Thus, the data obtained in this study does not reflect the nationwide status of B19V contamination of blood products in China and our results do not provide information about regional and temporal differences in contamination prevalence

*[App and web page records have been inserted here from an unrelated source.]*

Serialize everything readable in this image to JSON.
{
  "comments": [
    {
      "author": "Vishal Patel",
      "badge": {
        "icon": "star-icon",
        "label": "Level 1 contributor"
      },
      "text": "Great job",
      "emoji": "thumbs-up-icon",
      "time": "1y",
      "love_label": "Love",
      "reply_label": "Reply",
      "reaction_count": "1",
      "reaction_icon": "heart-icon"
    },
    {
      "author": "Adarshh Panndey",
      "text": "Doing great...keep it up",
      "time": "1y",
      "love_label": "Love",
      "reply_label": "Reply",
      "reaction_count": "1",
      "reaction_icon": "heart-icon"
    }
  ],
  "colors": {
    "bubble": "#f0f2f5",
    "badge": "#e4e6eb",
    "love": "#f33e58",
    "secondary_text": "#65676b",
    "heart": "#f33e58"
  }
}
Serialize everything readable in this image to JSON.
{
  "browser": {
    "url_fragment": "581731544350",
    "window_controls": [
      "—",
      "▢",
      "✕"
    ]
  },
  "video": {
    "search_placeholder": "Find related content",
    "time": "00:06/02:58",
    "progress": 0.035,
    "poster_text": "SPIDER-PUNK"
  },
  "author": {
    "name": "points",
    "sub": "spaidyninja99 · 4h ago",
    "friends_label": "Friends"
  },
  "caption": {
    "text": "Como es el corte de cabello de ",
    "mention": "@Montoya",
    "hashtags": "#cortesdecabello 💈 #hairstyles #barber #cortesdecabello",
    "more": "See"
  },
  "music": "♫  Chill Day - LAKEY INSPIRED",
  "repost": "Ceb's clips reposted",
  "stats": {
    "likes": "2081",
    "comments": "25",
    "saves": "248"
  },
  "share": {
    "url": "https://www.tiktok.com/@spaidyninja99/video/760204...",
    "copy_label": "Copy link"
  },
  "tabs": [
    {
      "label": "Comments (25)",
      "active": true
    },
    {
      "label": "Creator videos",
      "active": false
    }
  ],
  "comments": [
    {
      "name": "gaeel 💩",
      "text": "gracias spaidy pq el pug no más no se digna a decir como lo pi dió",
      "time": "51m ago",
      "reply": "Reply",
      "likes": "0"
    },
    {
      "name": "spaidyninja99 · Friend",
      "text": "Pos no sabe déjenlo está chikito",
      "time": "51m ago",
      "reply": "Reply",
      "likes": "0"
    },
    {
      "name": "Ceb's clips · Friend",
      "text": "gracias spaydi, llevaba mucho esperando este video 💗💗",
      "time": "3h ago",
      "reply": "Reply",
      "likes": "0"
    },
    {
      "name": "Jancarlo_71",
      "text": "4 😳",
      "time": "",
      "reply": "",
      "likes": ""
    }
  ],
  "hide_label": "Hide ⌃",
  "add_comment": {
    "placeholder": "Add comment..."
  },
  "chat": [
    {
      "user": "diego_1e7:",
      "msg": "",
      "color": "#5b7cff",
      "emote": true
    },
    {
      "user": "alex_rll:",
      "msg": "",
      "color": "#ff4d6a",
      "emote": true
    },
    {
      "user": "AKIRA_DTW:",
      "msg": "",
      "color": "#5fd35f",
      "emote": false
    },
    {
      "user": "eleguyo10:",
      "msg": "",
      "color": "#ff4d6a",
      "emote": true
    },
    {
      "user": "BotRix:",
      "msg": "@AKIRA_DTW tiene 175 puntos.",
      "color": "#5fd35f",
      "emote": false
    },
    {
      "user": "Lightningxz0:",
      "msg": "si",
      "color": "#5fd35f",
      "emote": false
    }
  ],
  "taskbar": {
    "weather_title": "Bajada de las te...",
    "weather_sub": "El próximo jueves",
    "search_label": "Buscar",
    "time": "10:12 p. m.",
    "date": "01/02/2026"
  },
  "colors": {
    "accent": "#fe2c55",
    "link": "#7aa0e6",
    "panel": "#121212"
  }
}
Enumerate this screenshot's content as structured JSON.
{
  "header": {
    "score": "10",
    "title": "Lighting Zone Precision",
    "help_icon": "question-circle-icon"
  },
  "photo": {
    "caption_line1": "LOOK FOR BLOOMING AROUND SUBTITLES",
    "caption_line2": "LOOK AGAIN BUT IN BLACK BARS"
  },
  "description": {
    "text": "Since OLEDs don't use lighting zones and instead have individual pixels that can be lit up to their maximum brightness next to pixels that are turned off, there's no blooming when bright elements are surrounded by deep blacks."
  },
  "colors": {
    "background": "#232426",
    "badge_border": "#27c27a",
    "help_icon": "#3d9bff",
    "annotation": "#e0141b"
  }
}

Thus, the data obtained in this study does not reflect the nationwide status of B19V contamination of blood products in China and our results do not provide information about regional and temporal differences in contamination prevalence. geq/mL using B19 ELISA IgM/IgG assay(Virion-Serion, Wrzburg, Germany), respectively. Results B19V-DNA was detected in 54.2% of plasma pools from two Chinese blood product manufacturers; among recently produced blood products, B19V was detected in 21/54 IVIG samples, 19/35 factor VIII samples, 6/7 fibrinogen samples, and 12/17 PCC samples, but not in albumin samples. The levels of B19V-DNA in these samples varied from 102-107 geq/mL. In samples with 104 geq/mL genome DNA, Rabbit Polyclonal to AKT1/2/3 (phospho-Tyr315/316/312) B19V-specific IgG was also found in all corresponding plasma pools and IVIG, whereas none was detected in the majority of other plasma derivatives. Screening of plasma donations indicated L-(-)-α-Methyldopa (hydrate) that most minipools were contaminated with B19V-DNA (102-108 geq/mL) and one donation had 1.09??1010 geq/mL B19V genomic DNA along with a non-classical IgG/IgM profile. Conclusions Despite the implementation of some inactivation/removal methods designed to prevent viral contamination, B19V DNA was detectable in Chinese plasma pools and plasma derivatives. Thus, the introduction of B19V screening and discard donation with high viramic concentration for Chinese plasma donors would be desirable. Background Human parvovirus B19V is usually a small icosahedral, non-enveloped single-stranded DNA viral pathogen that can cause a variety of diseases, including erythema infectiosum (fifth disease), arthritis, transient aplastic crisis, chronic anemia (in immunocompromised patients), hydrops fetalis, and fetal death [1-4]. The main route of B19V transmission is usually via the respiratory route, although it can also be transmitted vertically and via blood transfusion and organ transplantation [5]. B19V contamination usually happens during childhood; however, 40C60% of adults are still susceptible to primary contamination [6,7]. Depending on assay sensitivity and epidemic incidence, the prevalence of B19V DNA in blood donors can be up to 1%, with computer virus titers reaching 1??1014 geq/mL during early acute contamination, although affected individuals are often asymptomatic. This level of prevalence is sufficient to contaminate most plasma pools used for fractionation [8,9], and, eventually, plasma derivatives that are usually prepared from pools of several thousand donations. One study exhibited that, overall, 85% (60C100% depending on manufacturer) of plasma pools, 25% of albumin samples, 100% of factor VIII, 20% of IVIG, and 75% of intramuscular immunoglobulin preparations contained B19V DNA [10]. Viral load in those samples ranged from 1??102 to 1 1??106 geq/mL. Another study reported a high prevalence (over 60%) of B19V DNA in factor IX, factor VIII, PCCs, and plasma pools with viral loads of 1??102 to 1 1??108 geq/mL [11]. The small size (20C25 nm in diameter) and non-enveloped nature of L-(-)-α-Methyldopa (hydrate) B19V render it difficult to remove by filtration methods and very resistant to many computer virus inactivation procedures used in the production of plasma derivatives, including solvent/detergent (S/D) and heat treatment. The transmission of B19V through the administration of S/D-treated [12] and certain dry heat-treated blood products has already been documented [13-15]. B19V can also be transmitted by blood component [16,17], while one study indicated only high concentration made up of component can cause contamination [18]. Transmission of B19V by blood and blood products and its L-(-)-α-Methyldopa (hydrate) resistance to common viral inactivation/removal methods raises the importance of detecting B19V prior to blood transfusion. The FDA has proposed a limit of 104 geq/mL for manufacturing pools destined for all those plasma derivatives to reduce the potential risk of transmission [19,20]. Similarly, European Pharmacopoeia has imposed a limit of 104 IU/mL for levels of B19V in anti-D immunoglobulins and pooled computer virus inactivated plasma. Many studies have demonstrated the presence of B19V DNA in plasma pools and plasma-derived products [11,21-24]; however, the prevalence of B19V DNA in Chinese blood products and plasma pools has not been extensively investigated. In this study, we aimed to determine the frequency and level of B19V DNA contamination in plasma pools collected during.